1.25-1.4kg organic free-range chicken
2 celery sticks, sliced
1 large onion, roughly chopped
600g carrots, thickly sliced
3 fresh bay leaves
1 tsp black peppercorns
1 tsp salt
150g pearl barley
150g dry-cured bacon lardons
600g leeks, cleaned (see box, p64) and sliced thickly
3 fresh thyme sprigs, leaves picked
for the parsley dumplings
100g self-raising flour
¼ tsp baking powder
¼ tsp salt
50g shredded suet
2 tbsp chopped fresh parsley
1. Put the chicken into a deep, snug-fitting pan. Add the celery, onion, half the carrots, the bay leaves, peppercorns, and salt. Cover with 2 litres cold water and bring to the boil. Reduce the heat, cover, then simmer for 1 hour until the chicken is cooked, turning it halfway through. Lift the chicken onto a plate, cover and set aside to cool slightly. (You can do this a day ahead and leave the chicken to cool in the liquid.)
2. Strain the cooking liquid into a bowl, then return it to the pan, discarding the veg. Add the pearl barley, bring to a simmer, cover, then cook for 35-40 minutes until tender. Meanwhile, remove the chicken meat from the bones, discarding the skin, and tear it into small pieces.

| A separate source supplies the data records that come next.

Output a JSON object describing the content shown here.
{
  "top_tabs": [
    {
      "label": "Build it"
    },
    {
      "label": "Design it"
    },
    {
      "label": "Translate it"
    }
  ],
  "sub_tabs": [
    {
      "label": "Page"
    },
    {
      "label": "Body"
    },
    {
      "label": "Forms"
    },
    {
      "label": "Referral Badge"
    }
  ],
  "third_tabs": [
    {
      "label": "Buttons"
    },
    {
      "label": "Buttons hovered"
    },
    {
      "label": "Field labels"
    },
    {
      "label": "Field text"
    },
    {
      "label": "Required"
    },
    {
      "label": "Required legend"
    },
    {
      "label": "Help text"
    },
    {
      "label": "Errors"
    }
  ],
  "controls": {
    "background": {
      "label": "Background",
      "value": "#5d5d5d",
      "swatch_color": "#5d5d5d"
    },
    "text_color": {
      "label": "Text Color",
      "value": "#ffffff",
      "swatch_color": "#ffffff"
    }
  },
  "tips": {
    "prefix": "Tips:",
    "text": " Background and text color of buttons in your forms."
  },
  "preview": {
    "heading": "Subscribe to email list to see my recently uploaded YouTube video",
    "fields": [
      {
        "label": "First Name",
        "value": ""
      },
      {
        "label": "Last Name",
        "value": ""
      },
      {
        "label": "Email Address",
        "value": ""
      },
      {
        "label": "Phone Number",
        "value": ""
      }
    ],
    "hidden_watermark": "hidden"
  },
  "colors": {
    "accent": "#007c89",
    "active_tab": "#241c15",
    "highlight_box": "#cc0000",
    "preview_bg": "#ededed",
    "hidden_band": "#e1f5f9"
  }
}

3. Melt the butter in a large flameproof casserole (at least 4 litre capacity), add the bacon lardons and fry gently for 1-2 minutes until lightly golden. Add the remaining carrots, leeks and thyme and stir together well. Cover and cook over a medium heat for 5 minutes.
4. Add the pearl barley/stock mixture to the veg along with the chicken. Season and bring back to a simmer.

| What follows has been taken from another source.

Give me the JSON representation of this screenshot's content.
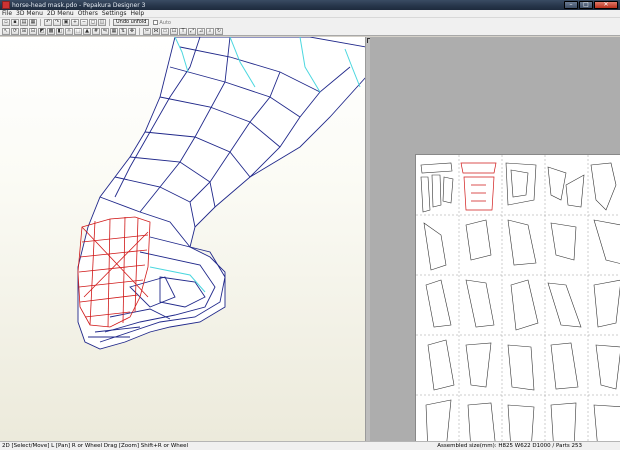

5. Meanwhile, for the dumplings, sift the flour, baking powder and salt into a bowl. Stir in the suet and parsley, then add 75-100ml cold water – just enough to make a soft, sticky dough. Using a spoon, divide the mixture into equal-size balls and drop them on top of the stew. Cover and simmer for a further 20 minutes until the dumplings have puffed up and a skewer inserted into one comes out clean. Serve the stew in deep bowls.
- Add any other root veg you like along with the leeks and carrots – we love parsnips or swede.
- This merits a premium Rhône white or a nutty Meursault – both are rich styles of white wine with somewhat savoury notes.